### Work item:
For this task, retype the records below exactly.

### Information provided:
■ ■ ■ ■ ■

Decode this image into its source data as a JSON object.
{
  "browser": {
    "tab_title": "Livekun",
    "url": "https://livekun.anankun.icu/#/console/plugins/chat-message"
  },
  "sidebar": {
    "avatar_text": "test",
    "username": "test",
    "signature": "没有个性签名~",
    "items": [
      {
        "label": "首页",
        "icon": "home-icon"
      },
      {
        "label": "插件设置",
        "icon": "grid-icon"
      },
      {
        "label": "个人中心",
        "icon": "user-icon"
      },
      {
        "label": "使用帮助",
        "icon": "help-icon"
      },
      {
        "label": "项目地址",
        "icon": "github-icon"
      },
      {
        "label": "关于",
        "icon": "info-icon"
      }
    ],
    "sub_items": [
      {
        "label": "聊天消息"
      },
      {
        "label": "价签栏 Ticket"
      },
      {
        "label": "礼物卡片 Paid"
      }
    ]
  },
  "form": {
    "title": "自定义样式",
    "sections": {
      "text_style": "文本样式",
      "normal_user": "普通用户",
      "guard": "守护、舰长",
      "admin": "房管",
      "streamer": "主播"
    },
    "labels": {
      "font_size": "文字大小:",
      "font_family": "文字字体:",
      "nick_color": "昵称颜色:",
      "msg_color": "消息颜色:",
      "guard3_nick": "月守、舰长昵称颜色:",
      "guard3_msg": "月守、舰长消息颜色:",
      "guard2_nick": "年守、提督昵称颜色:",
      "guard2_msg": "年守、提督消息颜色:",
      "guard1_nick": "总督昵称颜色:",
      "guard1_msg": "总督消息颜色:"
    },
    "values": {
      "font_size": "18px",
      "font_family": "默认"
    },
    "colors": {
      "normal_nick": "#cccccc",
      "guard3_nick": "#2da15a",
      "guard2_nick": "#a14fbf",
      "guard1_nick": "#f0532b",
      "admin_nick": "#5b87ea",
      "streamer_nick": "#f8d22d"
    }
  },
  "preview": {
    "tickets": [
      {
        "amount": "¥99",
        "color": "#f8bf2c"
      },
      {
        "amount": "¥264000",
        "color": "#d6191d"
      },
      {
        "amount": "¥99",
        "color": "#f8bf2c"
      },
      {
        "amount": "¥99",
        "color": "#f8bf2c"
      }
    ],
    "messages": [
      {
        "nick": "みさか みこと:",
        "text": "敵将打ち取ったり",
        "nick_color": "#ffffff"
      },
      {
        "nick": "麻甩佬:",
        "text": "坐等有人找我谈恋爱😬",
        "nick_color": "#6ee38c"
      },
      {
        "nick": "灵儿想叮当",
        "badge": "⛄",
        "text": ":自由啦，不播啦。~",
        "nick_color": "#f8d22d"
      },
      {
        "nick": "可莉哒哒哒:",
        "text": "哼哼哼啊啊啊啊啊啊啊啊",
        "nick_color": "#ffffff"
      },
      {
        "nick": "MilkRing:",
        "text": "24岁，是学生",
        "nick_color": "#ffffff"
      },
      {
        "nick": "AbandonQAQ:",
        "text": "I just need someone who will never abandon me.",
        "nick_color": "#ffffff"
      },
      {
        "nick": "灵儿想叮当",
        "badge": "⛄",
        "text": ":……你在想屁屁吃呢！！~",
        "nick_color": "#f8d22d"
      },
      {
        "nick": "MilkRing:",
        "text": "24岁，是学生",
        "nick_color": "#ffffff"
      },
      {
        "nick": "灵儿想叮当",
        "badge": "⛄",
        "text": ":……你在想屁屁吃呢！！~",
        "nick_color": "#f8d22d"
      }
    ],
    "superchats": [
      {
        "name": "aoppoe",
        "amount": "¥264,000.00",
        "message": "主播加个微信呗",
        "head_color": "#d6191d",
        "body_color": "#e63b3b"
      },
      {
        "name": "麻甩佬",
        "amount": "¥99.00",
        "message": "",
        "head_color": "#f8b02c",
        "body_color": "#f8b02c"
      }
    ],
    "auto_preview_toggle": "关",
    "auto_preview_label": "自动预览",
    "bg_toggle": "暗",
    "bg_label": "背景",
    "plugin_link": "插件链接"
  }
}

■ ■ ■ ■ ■

### Response box:
Decode this image into its source data as a JSON object.
{
  "browser": {
    "tab_title": "Livekun",
    "url": "https://livekun.anankun.icu/#/console/plugins/chat-message"
  },
  "sidebar": {
    "avatar_text": "test",
    "username": "test",
    "signature": "没有个性签名~",
    "items": [
      {
        "label": "首页",
        "icon": "home-icon"
      },
      {
        "label": "插件设置",
        "icon": "grid-icon"
      },
      {
        "label": "个人中心",
        "icon": "user-icon"
      },
      {
        "label": "使用帮助",
        "icon": "help-icon"
      },
      {
        "label": "项目地址",
        "icon": "github-icon"
      },
      {
        "label": "关于",
        "icon": "info-icon"
      }
    ],
    "sub_items": [
      {
        "label": "聊天消息"
      },
      {
        "label": "价签栏 Ticket"
      },
      {
        "label": "礼物卡片 Paid"
      }
    ]
  },
  "form": {
    "title": "自定义样式",
    "sections": {
      "text_style": "文本样式",
      "normal_user": "普通用户",
      "guard": "守护、舰长",
      "admin": "房管",
      "streamer": "主播"
    },
    "labels": {
      "font_size": "文字大小:",
      "font_family": "文字字体:",
      "nick_color": "昵称颜色:",
      "msg_color": "消息颜色:",
      "guard3_nick": "月守、舰长昵称颜色:",
      "guard3_msg": "月守、舰长消息颜色:",
      "guard2_nick": "年守、提督昵称颜色:",
      "guard2_msg": "年守、提督消息颜色:",
      "guard1_nick": "总督昵称颜色:",
      "guard1_msg": "总督消息颜色:"
    },
    "values": {
      "font_size": "18px",
      "font_family": "默认"
    },
    "colors": {
      "normal_nick": "#cccccc",
      "guard3_nick": "#2da15a",
      "guard2_nick": "#a14fbf",
      "guard1_nick": "#f0532b",
      "admin_nick": "#5b87ea",
      "streamer_nick": "#f8d22d"
    }
  },
  "preview": {
    "tickets": [
      {
        "amount": "¥99",
        "color": "#f8bf2c"
      },
      {
        "amount": "¥264000",
        "color": "#d6191d"
      },
      {
        "amount": "¥99",
        "color": "#f8bf2c"
      },
      {
        "amount": "¥99",
        "color": "#f8bf2c"
      }
    ],
    "messages": [
      {
        "nick": "みさか みこと:",
        "text": "敵将打ち取ったり",
        "nick_color": "#ffffff"
      },
      {
        "nick": "麻甩佬:",
        "text": "坐等有人找我谈恋爱😬",
        "nick_color": "#6ee38c"
      },
      {
        "nick": "灵儿想叮当",
        "badge": "⛄",
        "text": ":自由啦，不播啦。~",
        "nick_color": "#f8d22d"
      },
      {
        "nick": "可莉哒哒哒:",
        "text": "哼哼哼啊啊啊啊啊啊啊啊",
        "nick_color": "#ffffff"
      },
      {
        "nick": "MilkRing:",
        "text": "24岁，是学生",
        "nick_color": "#ffffff"
      },
      {
        "nick": "AbandonQAQ:",
        "text": "I just need someone who will never abandon me.",
        "nick_color": "#ffffff"
      },
      {
        "nick": "灵儿想叮当",
        "badge": "⛄",
        "text": ":……你在想屁屁吃呢！！~",
        "nick_color": "#f8d22d"
      },
      {
        "nick": "MilkRing:",
        "text": "24岁，是学生",
        "nick_color": "#ffffff"
      },
      {
        "nick": "灵儿想叮当",
        "badge": "⛄",
        "text": ":……你在想屁屁吃呢！！~",
        "nick_color": "#f8d22d"
      }
    ],
    "superchats": [
      {
        "name": "aoppoe",
        "amount": "¥264,000.00",
        "message": "主播加个微信呗",
        "head_color": "#d6191d",
        "body_color": "#e63b3b"
      },
      {
        "name": "麻甩佬",
        "amount": "¥99.00",
        "message": "",
        "head_color": "#f8b02c",
        "body_color": "#f8b02c"
      }
    ],
    "auto_preview_toggle": "关",
    "auto_preview_label": "自动预览",
    "bg_toggle": "暗",
    "bg_label": "背景",
    "plugin_link": "插件链接"
  }
}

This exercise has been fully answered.